How the Greatest Outdoor Show on Earth shaped Canada’s Wild West
Stampede founder Guy Weadick and the Big Four contributed to the booming Wild West with something Canada wasn’t expecting: The Greatest Outdoor Show on Earth.
Shortly after the founding of Calgary, visionary cowboy and travelling showman Guy Weadick came to town. In 1908, “Calgary was in a time of transition,” said Christine Leppard, the historical specialist with the Calgary Stampede. The Mounties, ranchers and farmers started claiming the countryside of Southern Alberta in the 1880s. The next wave followed the railroad, bringing workers with skills across the industries. The first big population boom of the West took place between 1900 and 1911. With one quick visit in 1908 to the quickly growing city, Weadick was inspired.
It wasn’t until 1911, however, that Weadick returned to Calgary to pitch his ideas. He caught the interest of a wealthy pioneer rancher, George Lane. With the help of Lane, Pat Burns, A.J. McLean and A.E. Cross—the Big Four—Weadick successfully organized the first Stampede in 1912. Each of the Big Four contributed $25,000 to the event. According to Leppard, these men were “leaders of industry” and “boosters for the area,” participating in several organizations. The 1912 Stampede broke even. People came from across the continent to compete or watch the show—over double Calgary’s population attended the opening parade that year.

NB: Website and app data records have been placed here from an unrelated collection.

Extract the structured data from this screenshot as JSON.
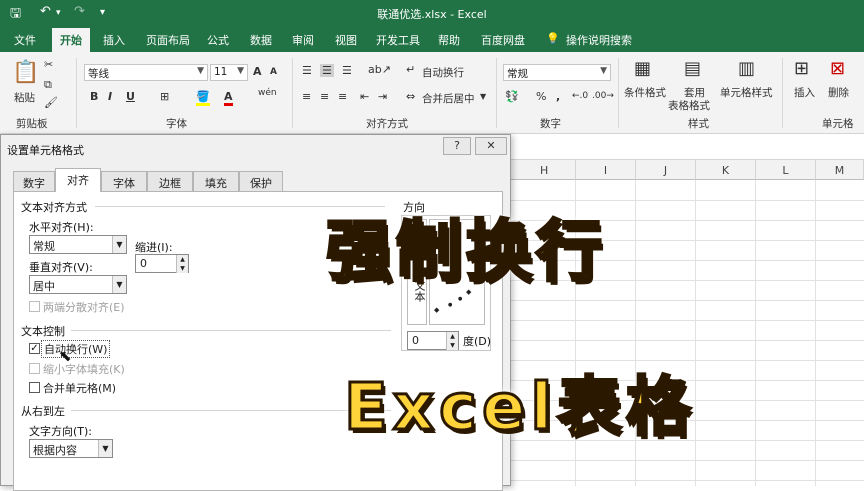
{
  "window": {
    "title": "联通优选.xlsx - Excel"
  },
  "ribbon_tabs": [
    "文件",
    "开始",
    "插入",
    "页面布局",
    "公式",
    "数据",
    "审阅",
    "视图",
    "开发工具",
    "帮助",
    "百度网盘",
    "操作说明搜索"
  ],
  "ribbon": {
    "paste_label": "粘贴",
    "font_name": "等线",
    "font_size": "11",
    "grow_font": "A",
    "shrink_font": "A",
    "bold": "B",
    "italic": "I",
    "underline": "U",
    "wrap_text": "自动换行",
    "merge_center": "合并后居中",
    "number_format": "常规",
    "percent": "%",
    "comma": ",",
    "cond_format": "条件格式",
    "table_format_1": "套用",
    "table_format_2": "表格格式",
    "cell_style": "单元格样式",
    "insert": "插入",
    "delete": "删除",
    "groups": {
      "clipboard": "剪贴板",
      "font": "字体",
      "alignment": "对齐方式",
      "number": "数字",
      "styles": "样式",
      "cells": "单元格"
    }
  },
  "columns": [
    "H",
    "I",
    "J",
    "K",
    "L",
    "M"
  ],
  "dialog": {
    "title": "设置单元格格式",
    "help_button": "?",
    "close_button": "✕",
    "tabs": [
      "数字",
      "对齐",
      "字体",
      "边框",
      "填充",
      "保护"
    ],
    "active_tab": "对齐",
    "text_alignment_section": "文本对齐方式",
    "horizontal_label": "水平对齐(H):",
    "horizontal_value": "常规",
    "indent_label": "缩进(I):",
    "indent_value": "0",
    "vertical_label": "垂直对齐(V):",
    "vertical_value": "居中",
    "justify_distributed": "两端分散对齐(E)",
    "text_control_section": "文本控制",
    "wrap_text": "自动换行(W)",
    "wrap_text_checked": true,
    "shrink_to_fit": "缩小字体填充(K)",
    "merge_cells": "合并单元格(M)",
    "rtl_section": "从右到左",
    "text_direction_label": "文字方向(T):",
    "text_direction_value": "根据内容",
    "orientation_section": "方向",
    "orientation_vertical_text": "文本",
    "degrees_value": "0",
    "degrees_label": "度(D)"
  },
  "overlay": {
    "line1": "强制换行",
    "line2": "Excel表格",
    "color": "#ffd33a"
  },
  "colors": {
    "excel_green": "#217346"
  }
}
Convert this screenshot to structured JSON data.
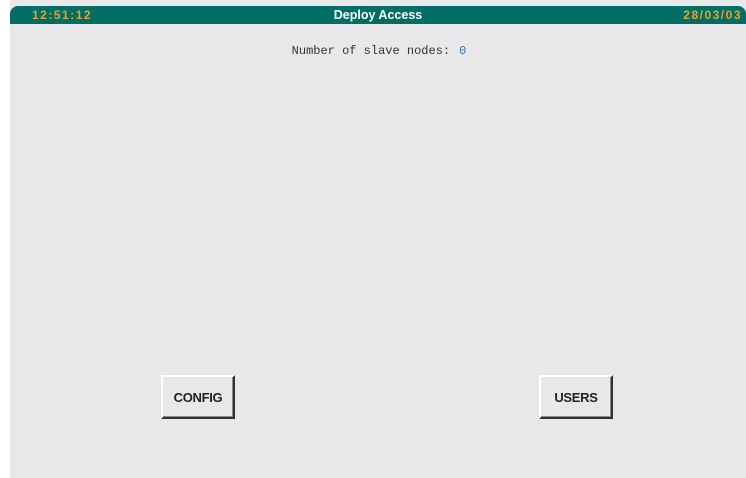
{
  "header": {
    "time": "12:51:12",
    "title": "Deploy Access",
    "date": "28/03/03"
  },
  "status": {
    "slave_nodes_label": "Number of slave nodes:",
    "slave_nodes_count": "0"
  },
  "buttons": {
    "config_label": "CONFIG",
    "users_label": "USERS"
  },
  "colors": {
    "titlebar_bg": "#006e64",
    "clock_text": "#f0a020",
    "title_text": "#ffffff",
    "panel_bg": "#e8e8ea",
    "value_text": "#3a6fc2"
  }
}
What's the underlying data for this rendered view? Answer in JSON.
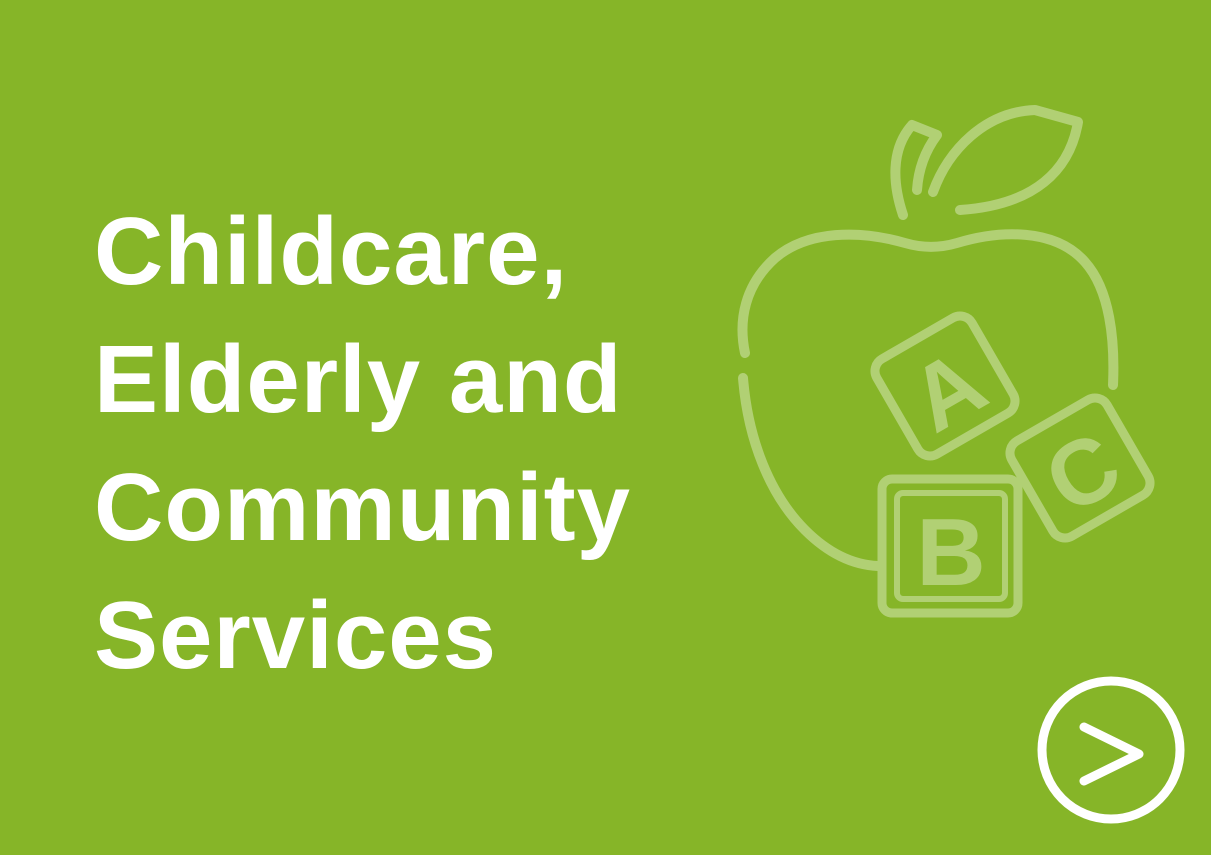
{
  "tile": {
    "background_color": "#86b528",
    "title_lines": [
      "Childcare,",
      "Elderly and",
      "Community",
      "Services"
    ],
    "title_color": "#ffffff"
  },
  "illustration": {
    "icon": "apple-abc-blocks-icon",
    "stroke_color": "#b1d074",
    "block_letters": [
      "A",
      "B",
      "C"
    ]
  },
  "next_button": {
    "icon": "chevron-right-circle-icon",
    "color": "#ffffff"
  }
}
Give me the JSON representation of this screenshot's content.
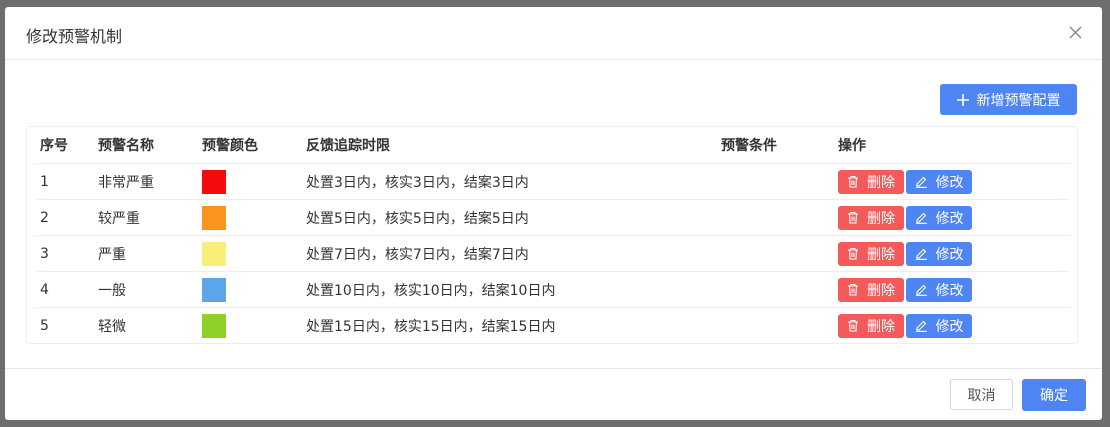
{
  "dialog": {
    "title": "修改预警机制",
    "add_button": "新增预警配置",
    "cancel_label": "取消",
    "ok_label": "确定"
  },
  "table": {
    "headers": [
      "序号",
      "预警名称",
      "预警颜色",
      "反馈追踪时限",
      "预警条件",
      "操作"
    ],
    "delete_label": "删除",
    "edit_label": "修改",
    "rows": [
      {
        "no": "1",
        "name": "非常严重",
        "color": "#f40c0c",
        "limit": "处置3日内，核实3日内，结案3日内",
        "condition": ""
      },
      {
        "no": "2",
        "name": "较严重",
        "color": "#f7951e",
        "limit": "处置5日内，核实5日内，结案5日内",
        "condition": ""
      },
      {
        "no": "3",
        "name": "严重",
        "color": "#f7ef7a",
        "limit": "处置7日内，核实7日内，结案7日内",
        "condition": ""
      },
      {
        "no": "4",
        "name": "一般",
        "color": "#5ba5e8",
        "limit": "处置10日内，核实10日内，结案10日内",
        "condition": ""
      },
      {
        "no": "5",
        "name": "轻微",
        "color": "#8fd126",
        "limit": "处置15日内，核实15日内，结案15日内",
        "condition": ""
      }
    ]
  },
  "colors": {
    "primary": "#4e85f2",
    "danger": "#f55a5a"
  }
}
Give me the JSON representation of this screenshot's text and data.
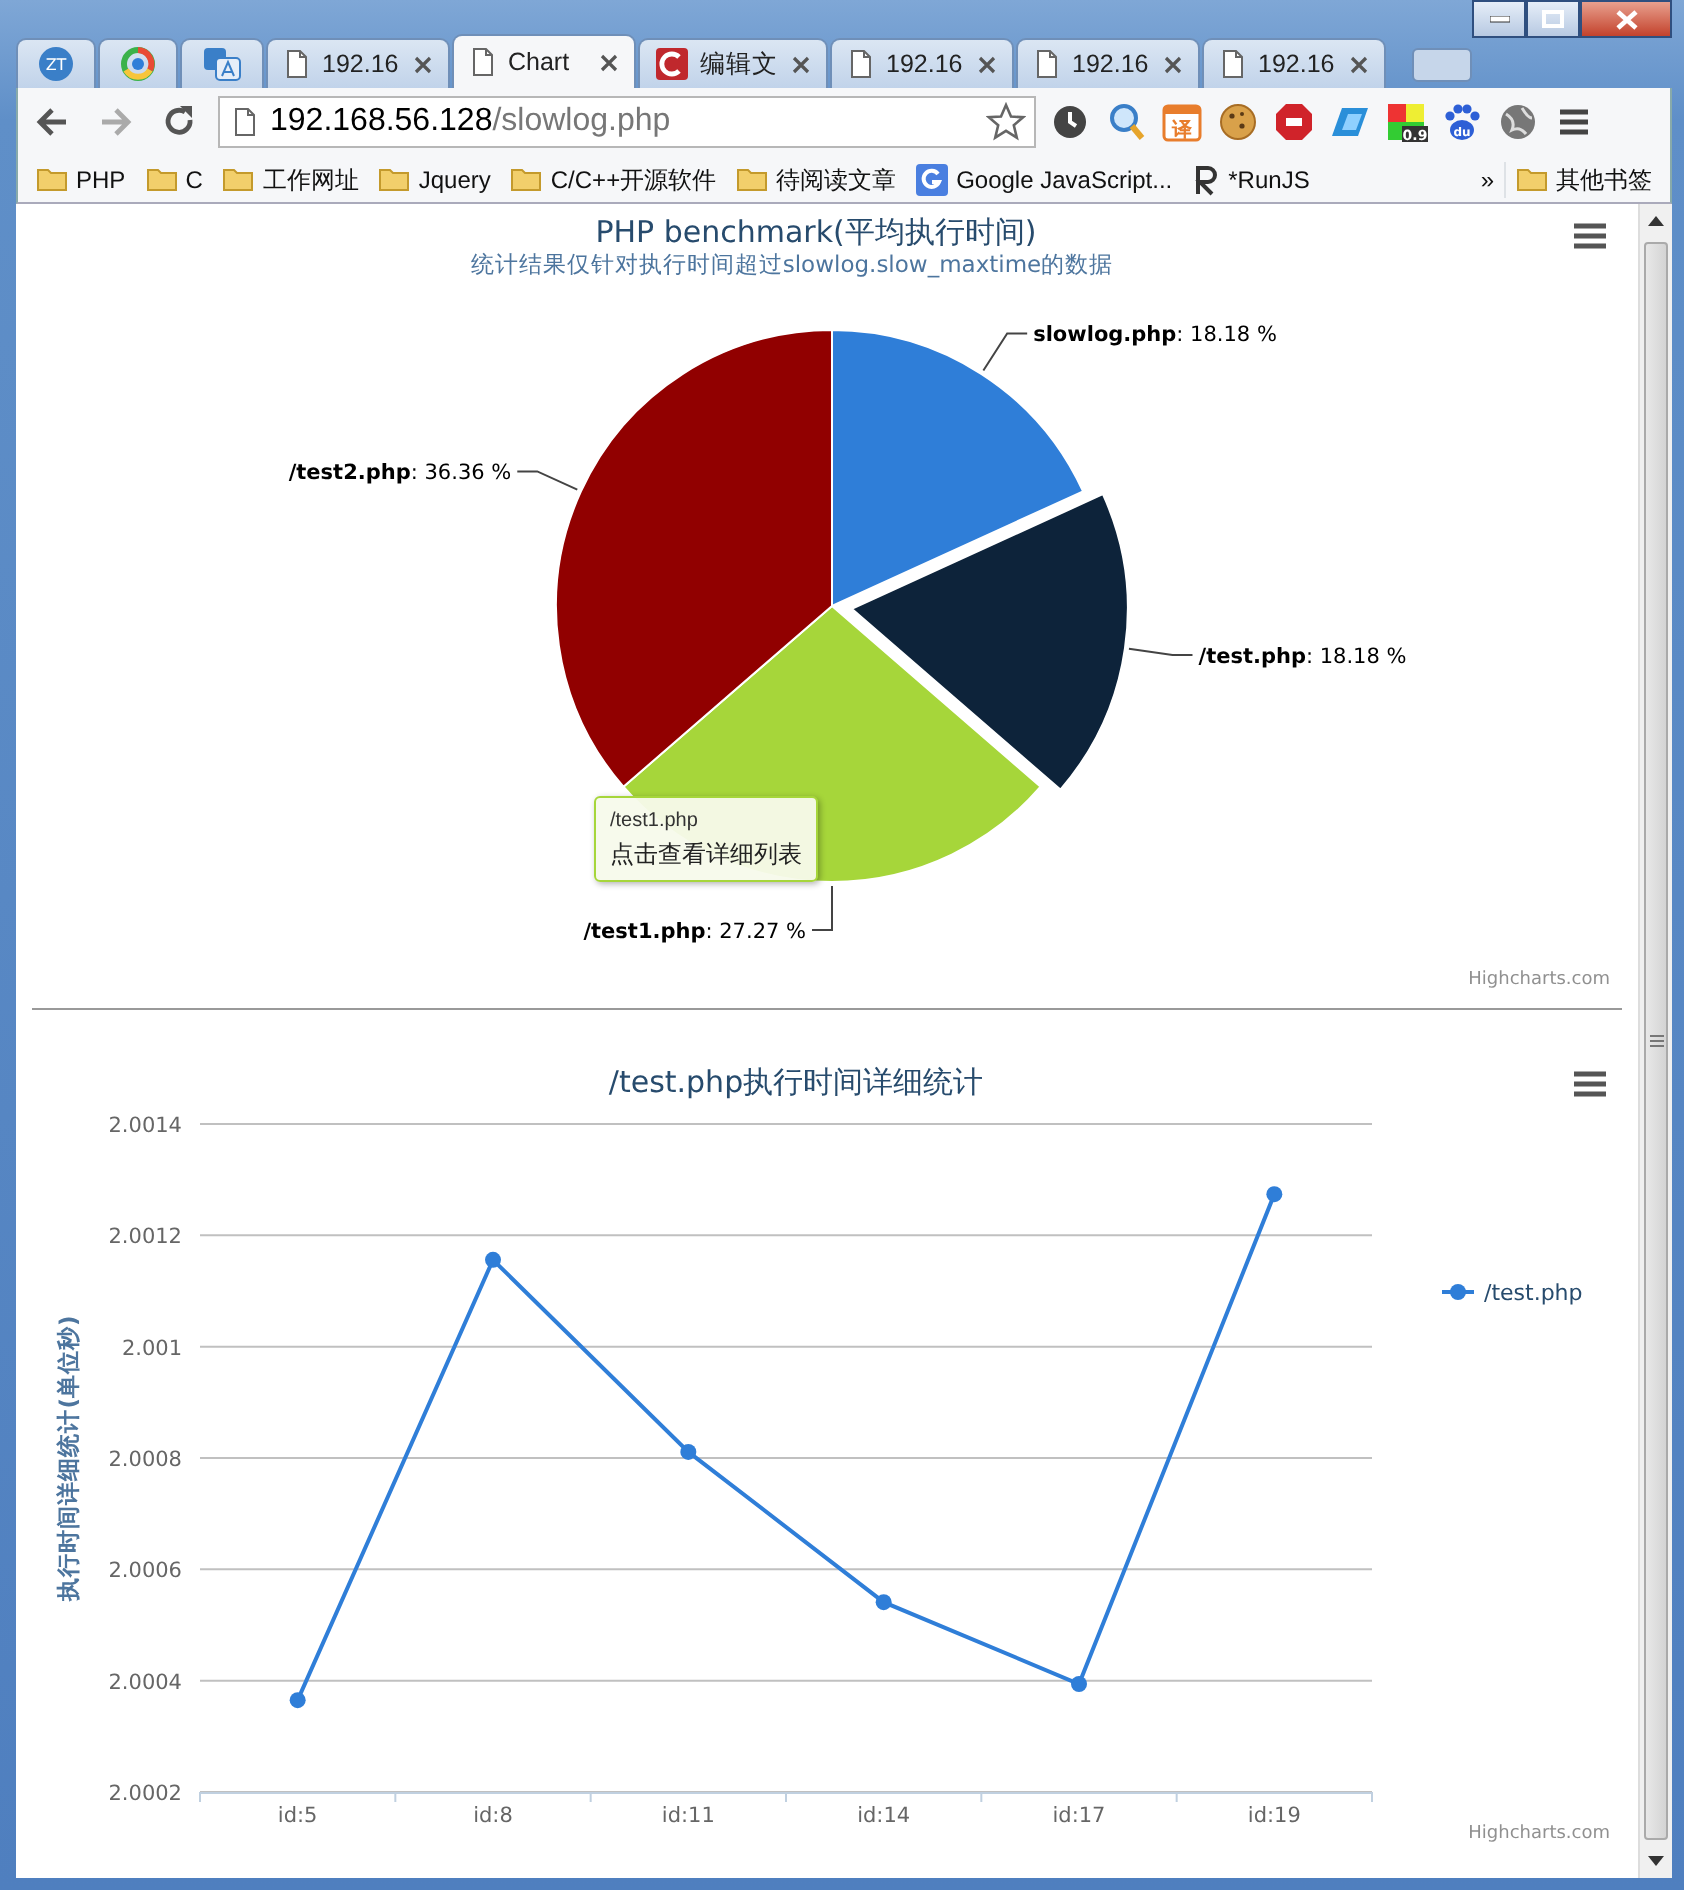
{
  "browser": {
    "tabs": [
      {
        "kind": "zt",
        "icon_text": "ZT",
        "selected": false
      },
      {
        "kind": "ring",
        "selected": false
      },
      {
        "kind": "translate",
        "selected": false
      },
      {
        "kind": "page",
        "label": "192.16",
        "selected": false
      },
      {
        "kind": "page",
        "label": "Chart",
        "selected": true
      },
      {
        "kind": "clogo",
        "label": "编辑文",
        "selected": false
      },
      {
        "kind": "page",
        "label": "192.16",
        "selected": false
      },
      {
        "kind": "page",
        "label": "192.16",
        "selected": false
      },
      {
        "kind": "page",
        "label": "192.16",
        "selected": false
      }
    ],
    "address": {
      "host": "192.168.56.128",
      "path": "/slowlog.php"
    },
    "extensions": [
      {
        "kind": "clock"
      },
      {
        "kind": "magnifier"
      },
      {
        "kind": "dict",
        "text": "译"
      },
      {
        "kind": "cookie"
      },
      {
        "kind": "stop"
      },
      {
        "kind": "slant"
      },
      {
        "kind": "palette",
        "text": "0.9"
      },
      {
        "kind": "paw",
        "text": "du"
      },
      {
        "kind": "globe"
      },
      {
        "kind": "menu"
      }
    ],
    "bookmarks": [
      {
        "kind": "folder",
        "label": "PHP"
      },
      {
        "kind": "folder",
        "label": "C"
      },
      {
        "kind": "folder",
        "label": "工作网址"
      },
      {
        "kind": "folder",
        "label": "Jquery"
      },
      {
        "kind": "folder",
        "label": "C/C++开源软件"
      },
      {
        "kind": "folder",
        "label": "待阅读文章"
      },
      {
        "kind": "google",
        "label": "Google JavaScript..."
      },
      {
        "kind": "runjs",
        "label": "*RunJS"
      }
    ],
    "overflow": "»",
    "other_bookmarks": "其他书签"
  },
  "charts": [
    {
      "title": "PHP benchmark(平均执行时间)",
      "subtitle": "统计结果仅针对执行时间超过slowlog.slow_maxtime的数据",
      "credits": "Highcharts.com",
      "chart_data": {
        "type": "pie",
        "categories": [
          "slowlog.php",
          "/test.php",
          "/test1.php",
          "/test2.php"
        ],
        "values": [
          18.18,
          18.18,
          27.27,
          36.36
        ]
      },
      "slices": [
        {
          "value_label": ": 18.18 %",
          "color": "#2f7ed8",
          "sliced": false
        },
        {
          "value_label": ": 18.18 %",
          "color": "#0d233a",
          "sliced": true
        },
        {
          "value_label": ": 27.27 %",
          "color": "#a6d63a",
          "sliced": false
        },
        {
          "value_label": ": 36.36 %",
          "color": "#910000",
          "sliced": false
        }
      ],
      "tooltip": {
        "title": "/test1.php",
        "text": "点击查看详细列表"
      }
    },
    {
      "title": "/test.php执行时间详细统计",
      "credits": "Highcharts.com",
      "chart_data": {
        "type": "line",
        "ylabel": "执行时间详细统计(单位秒)",
        "categories": [
          "id:5",
          "id:8",
          "id:11",
          "id:14",
          "id:17",
          "id:19"
        ],
        "grid": true,
        "series": [
          {
            "name": "/test.php",
            "color": "#2f7ed8",
            "marker": true,
            "values": [
              2.000365,
              2.001156,
              2.000811,
              2.000541,
              2.000394,
              2.001274
            ]
          }
        ],
        "ylim": [
          2.0002,
          2.0014
        ],
        "yticks": [
          2.0002,
          2.0004,
          2.0006,
          2.0008,
          2.001,
          2.0012,
          2.0014
        ]
      }
    }
  ]
}
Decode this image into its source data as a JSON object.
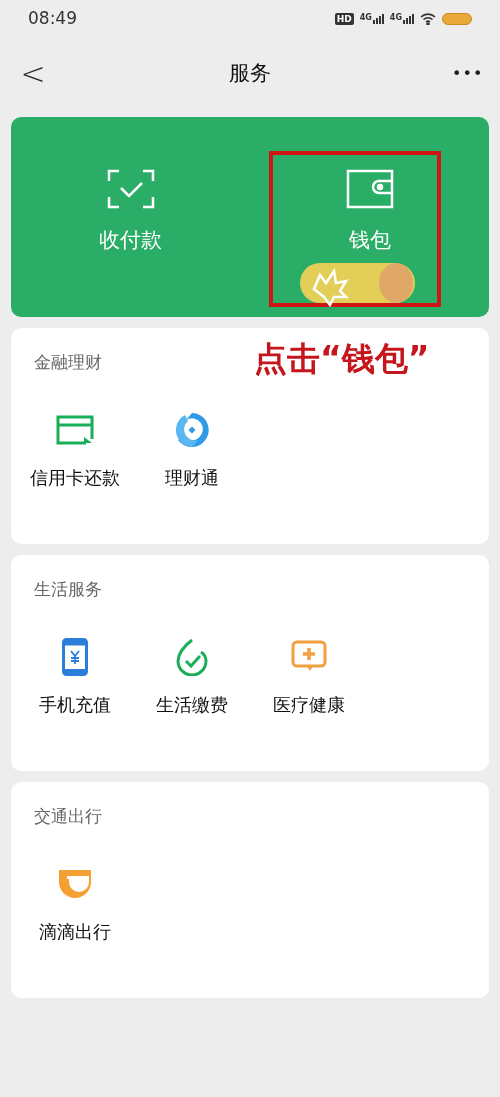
{
  "status_bar": {
    "time": "08:49",
    "badges": [
      "HD",
      "4G",
      "4G"
    ]
  },
  "nav": {
    "back": "<",
    "title": "服务",
    "more": "•••"
  },
  "wallet_card": {
    "items": [
      {
        "kind": "scan",
        "label": "收付款",
        "highlighted": false
      },
      {
        "kind": "wallet",
        "label": "钱包",
        "highlighted": true
      }
    ]
  },
  "annotation": {
    "text": "点击“钱包”"
  },
  "sections": [
    {
      "title": "金融理财",
      "items": [
        {
          "kind": "card",
          "label": "信用卡还款"
        },
        {
          "kind": "coin",
          "label": "理财通"
        }
      ]
    },
    {
      "title": "生活服务",
      "items": [
        {
          "kind": "phone",
          "label": "手机充值"
        },
        {
          "kind": "bill",
          "label": "生活缴费"
        },
        {
          "kind": "medical",
          "label": "医疗健康"
        }
      ]
    },
    {
      "title": "交通出行",
      "items": [
        {
          "kind": "ride",
          "label": "滴滴出行"
        }
      ]
    }
  ]
}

The Calgary Stampede celebrates the West
The first Stampede looked a lot different than it does now. There were no midway or mini-donuts. “The first Stampede was all about the rodeo,” Leppard said. The rodeo itself was a learning experience. Events dragged a little long because there was no defined infield—the horses had free range of the full arena. Also, there was no eight-second rule. Riders rode their bucking broncs to a standstill, regardless of how long it took to tame them. One rider took 10 minutes to ride a particularly tough horse to a standstill.
“People loved the experience,” Leppard said about the first Stampede. “Some people thought it competed too much with the Exhibition,” but that problem was resolved in 1923 when the two events merged. The Stampede celebrated the values of the growing West.
The yearly Exhibition was already in place when Weadick arrived; it celebrated local agriculture. “Ranchers and farmers would bring in their horses to show,” Leppard said. “Farmers brought in their best products to compete and celebrate the bounty of the region.” But Weadick thought the growing city could celebrate their western hospitality in a much bigger way.
“The Stampede offers an incredible unifying celebration for the city, and it always has,” said Leppard. “If you put on your jeans and cowboy hat, you’re automatically a part of the spirit of celebration at the Stampede.” The Greatest Outdoor Show on Earth is rooted in Alberta’s shared values of western hospitality, integrity, pride of place and commitment to community. The Stampede celebrates a collective identity of Western Canada and its growth through the years.
Get your history fix at the Calgary Stampede
To learn more about the Stampede and Calgary’s history, visitors can check out the Quirk Cabin in Weadickville. “It’s a historic cabin from the 1880s, and each year the historical committee puts up a display that looks at some component of Stampede history or the history of the West,” Leppard said. There is also a photo display in the Western Oasis at the Stampede, and the Indian Village, which celebrates the culture of the Treaty 7 First Nations of the area. The Indian Village was a part of the very first Stampede.